TASK TO COMPLETE:
Pull every line holding the string "that" from the records below.
>>>
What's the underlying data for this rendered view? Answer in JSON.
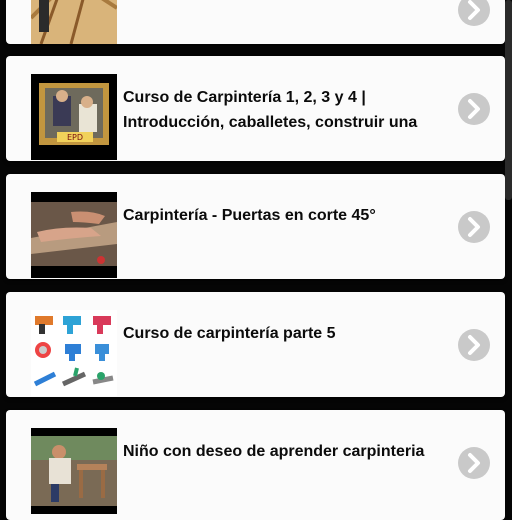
{
  "items": [
    {
      "title": "",
      "thumb": "thumb-ladder-roof-frame",
      "chevron": "chevron-right-icon"
    },
    {
      "title": "Curso de Carpintería 1, 2, 3 y 4 | Introducción, caballetes, construir una",
      "thumb": "thumb-workshop-video",
      "chevron": "chevron-right-icon"
    },
    {
      "title": "Carpintería - Puertas en corte 45°",
      "thumb": "thumb-hands-cutting-wood",
      "chevron": "chevron-right-icon"
    },
    {
      "title": "Curso de carpintería parte 5",
      "thumb": "thumb-power-tools-grid",
      "chevron": "chevron-right-icon"
    },
    {
      "title": "Niño con deseo de aprender carpinteria",
      "thumb": "thumb-child-carpentry",
      "chevron": "chevron-right-icon"
    }
  ],
  "colors": {
    "card": "#fbfbfb",
    "background": "#050505",
    "chevron": "#c9c9c9",
    "text": "#0b0b0b"
  }
}
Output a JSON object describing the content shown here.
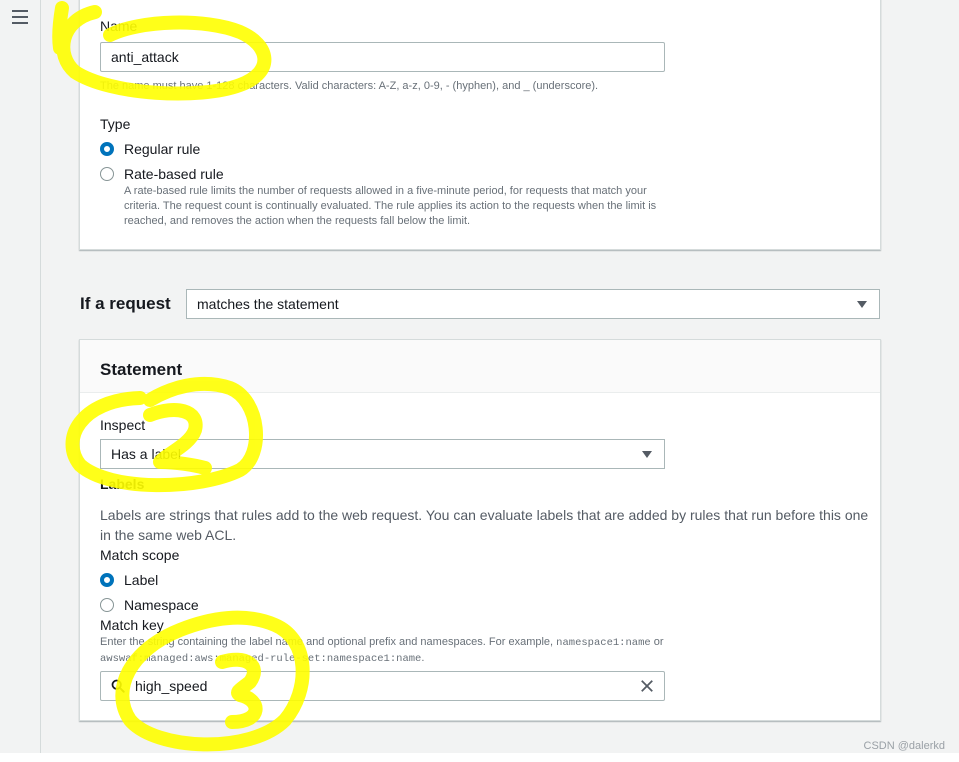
{
  "rule": {
    "name_label": "Name",
    "name_value": "anti_attack",
    "name_hint": "The name must have 1-128 characters. Valid characters: A-Z, a-z, 0-9, - (hyphen), and _ (underscore).",
    "type_label": "Type",
    "type_options": [
      {
        "label": "Regular rule",
        "selected": true
      },
      {
        "label": "Rate-based rule",
        "selected": false
      }
    ],
    "rate_based_description": "A rate-based rule limits the number of requests allowed in a five-minute period, for requests that match your criteria. The request count is continually evaluated. The rule applies its action to the requests when the limit is reached, and removes the action when the requests fall below the limit."
  },
  "condition": {
    "label": "If a request",
    "selected": "matches the statement"
  },
  "statement": {
    "title": "Statement",
    "inspect_label": "Inspect",
    "inspect_value": "Has a label",
    "labels_heading": "Labels",
    "labels_description": "Labels are strings that rules add to the web request. You can evaluate labels that are added by rules that run before this one in the same web ACL.",
    "match_scope_label": "Match scope",
    "match_scope_options": [
      {
        "label": "Label",
        "selected": true
      },
      {
        "label": "Namespace",
        "selected": false
      }
    ],
    "match_key_label": "Match key",
    "match_key_hint_prefix": "Enter the string containing the label name and optional prefix and namespaces. For example,",
    "match_key_example_1": "namespace1:name",
    "match_key_hint_or": "or",
    "match_key_example_2": "awswaf:managed:aws:managed-rule-set:namespace1:name",
    "match_key_hint_suffix": ".",
    "match_key_value": "high_speed"
  },
  "watermark": "CSDN @dalerkd",
  "annotation_color": "#ffff00",
  "accent_color": "#0073bb"
}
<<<
PROBLEM SOLUTION:
    "rate_based_description": "A rate-based rule limits the number of requests allowed in a five-minute period, for requests that match your criteria. The request count is continually evaluated. The rule applies its action to the requests when the limit is reached, and removes the action when the requests fall below the limit."
    "labels_description": "Labels are strings that rules add to the web request. You can evaluate labels that are added by rules that run before this one in the same web ACL.",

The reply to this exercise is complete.